The village on the highland seen from afar at sunset . . . . the river between,
Shadows . . aureola and mist . . light falling on roofs and gables of white or brown, three miles off,
The schooner near by sleepily dropping down the tide . . the little boat slacktowed astern,
The hurrying tumbling waves and quickbroken crests and slapping;
The strata of colored clouds . . . . the long bar of maroontint away solitary by itself . . . . the spread of purity it lies motionless in,
The horizon’s edge, the flying seacrow, the fragrance of saltmarsh and shoremud;
These became part of that child who went forth every day, and who now goes and will always go forth every day,
And these become of him or her that peruses them now.
By: Amanda Pisetzner Dec 18, 2017
Navy Midwife Delivered 5,000 Babies
David Loshbaugh is Commander in the United States Navy serving in an elite unit. One of 30 active duty midwives in the ranks, Loshbaugh serves his country every day — by delivering babies.
As a term, midwife came from old English, meaning “with woman,” though the reference is to the patient as opposed to the gender of the practitioner. Even so, men only make up about .63 percent of Certified Nurse Midwives nationwide, a tiny group comprised of about 12,000 people. But midwifery work is becoming more mainstream.

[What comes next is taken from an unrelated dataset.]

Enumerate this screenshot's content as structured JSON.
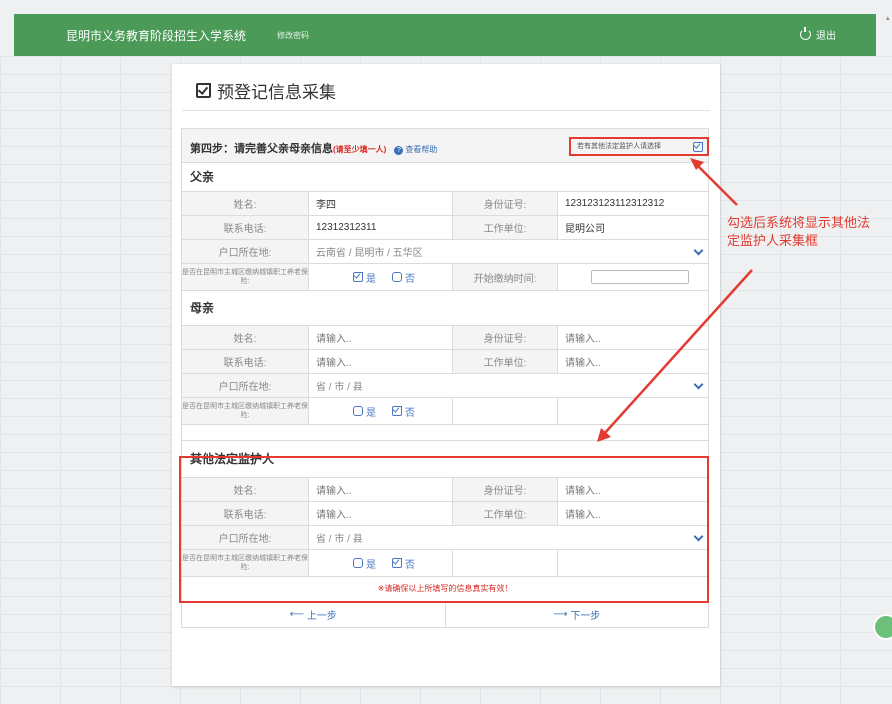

Across the country, delivery by a midwife is up 152 percent since 1989, when data was first collected on the subject. And today, over 88 percent of midwife-led births occur in a hospital setting. In 2015, more than 338,000 babies were delivered under midwife care.
“I think for such a long time in medicine, we have dictated to patients what they’re supposed to do,” Commander Loshbaugh said. “With midwifery, we’re able to give people the necessary education to make their own decisions, and to empower them to make their own decisions.”